Members have already knocked on well over 1 million doors and expect to hit hundreds of thousands more before Election Day. They have also sent 50 million text messages and made 42 million phone calls.
Some in the union have also gotten creative amid the pandemic. In Miami, one group participated in a caravan of cars covered with "Todos Con Biden" signs and radios all turned to the same station, passing out leaflets as they drove through town.
The union is also drawing upon its essential workers to push for Biden, who leadership feels will do a better job tackling the coronavirus.
"We need a better leader in office," said Rivas, 44, who participated in a roundtable discussion with Jill Biden and other SEIU health care workers earlier in the month. "That's why I got involved."
The desire to defeat Trump and a yearning to connect with voters is what launched Randi Weingarten, president of the American Federation of Teachers, and allies on a month-long bus trip, criss-crossing the country to get out the vote for Biden.
The nationwide tour has brought socially distanced rallies, with the union -- which has been lobbying for resources for teachers thrust back into the classroom with little federal guidance -- mandating masks and social distancing, and in some cases providing personal protective equipment, to 15 states.
"If you look at any of the Facebook Live events, we always wash off the podium. We always wash off and use different microphones. We're always wearing masks," Weingarten said over the phone from Scranton, Pennsylvania. "I've never spoken so much in masks."
The unusual circumstances, she added, injected a sort of giddiness into the events. The common thread -- meeting voters, and voters seeing each other, once again. In real life.

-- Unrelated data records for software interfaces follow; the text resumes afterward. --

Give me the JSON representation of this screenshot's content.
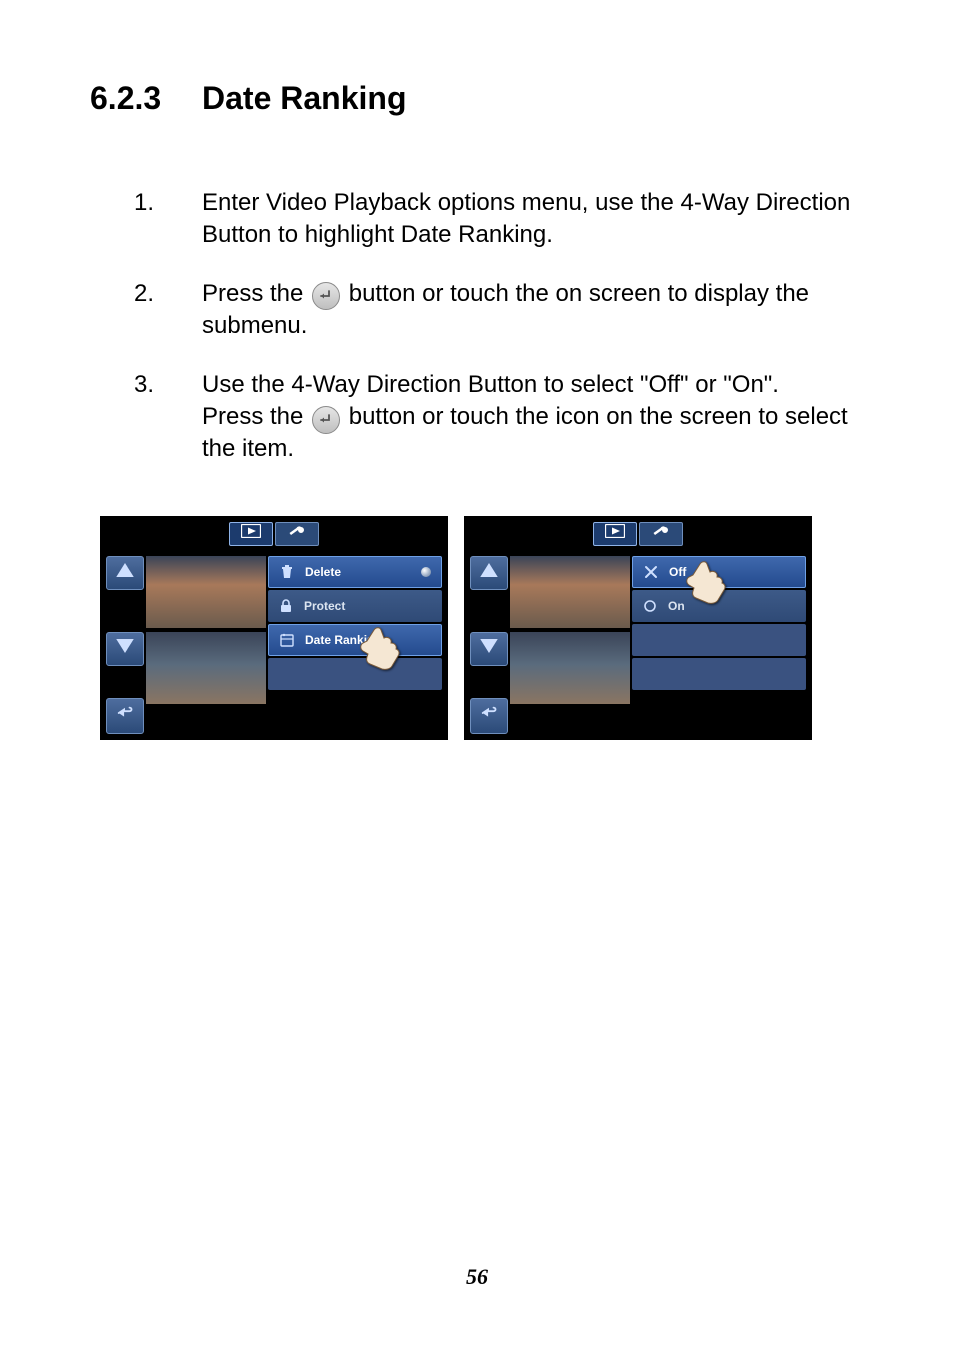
{
  "heading": {
    "number": "6.2.3",
    "title": "Date Ranking"
  },
  "steps": {
    "s1": {
      "num": "1.",
      "text": "Enter Video Playback options menu, use the 4-Way Direction Button to highlight Date Ranking."
    },
    "s2": {
      "num": "2.",
      "pre": "Press the ",
      "post": " button or touch the on screen to display the submenu."
    },
    "s3": {
      "num": "3.",
      "line1": "Use the 4-Way Direction Button to select \"Off\" or \"On\".",
      "pre": "Press the ",
      "post": " button or touch the icon on the screen to select the item."
    }
  },
  "screens": {
    "left": {
      "menu": {
        "delete": "Delete",
        "protect": "Protect",
        "dateRanking": "Date Ranking"
      },
      "selectedIndex": 2
    },
    "right": {
      "menu": {
        "off": "Off",
        "on": "On"
      },
      "selectedIndex": 0
    }
  },
  "pageNumber": "56",
  "icons": {
    "enter": "enter-icon",
    "play": "play-icon",
    "wrench": "wrench-icon",
    "up": "triangle-up-icon",
    "down": "triangle-down-icon",
    "back": "return-icon",
    "trash": "trash-icon",
    "lock": "lock-icon",
    "calendar": "calendar-icon",
    "x": "x-icon",
    "circle": "circle-icon",
    "hand": "hand-pointer-icon"
  }
}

"People are joyful about being together and about being engaged in this way and seeing each other. And you see a longing for normalcy again and a longing for being social. The social isolation has really hurt people," Weingarten said. "That is, in some ways, some of the most angering things about the President's failures here tackling the virus and then denying that (cases are) going up again."
A battle on multiple fronts
But the prospect of more aggressive electoral work, as the union might have imagined it earlier this year, has been effectively ruled out by the pandemic. The odd phone banking session aside, the union's capacity for traditional canvassing and rallies has been diminished.
"We've been fully focused on trying to save jobs," Nelson said. "Half of my members don't have jobs or health care right now. That is job number one for a union."
Still, she told CNN that Biden's potential election represented only an opportunity for unions -- not a victory in its own right.
"I think that we have a responsibility to build up the labor movement and actually have the ground game that gives us the ability to get the priorities that the Vice President has set during this campaign accomplished," Nelson said. "Because those are all really nice things that he said he's going to do. And even some things that people would like to push them farther on. But we're not going to get all that accomplished if we don't have a living and breathing labor movement pushing and making it happen."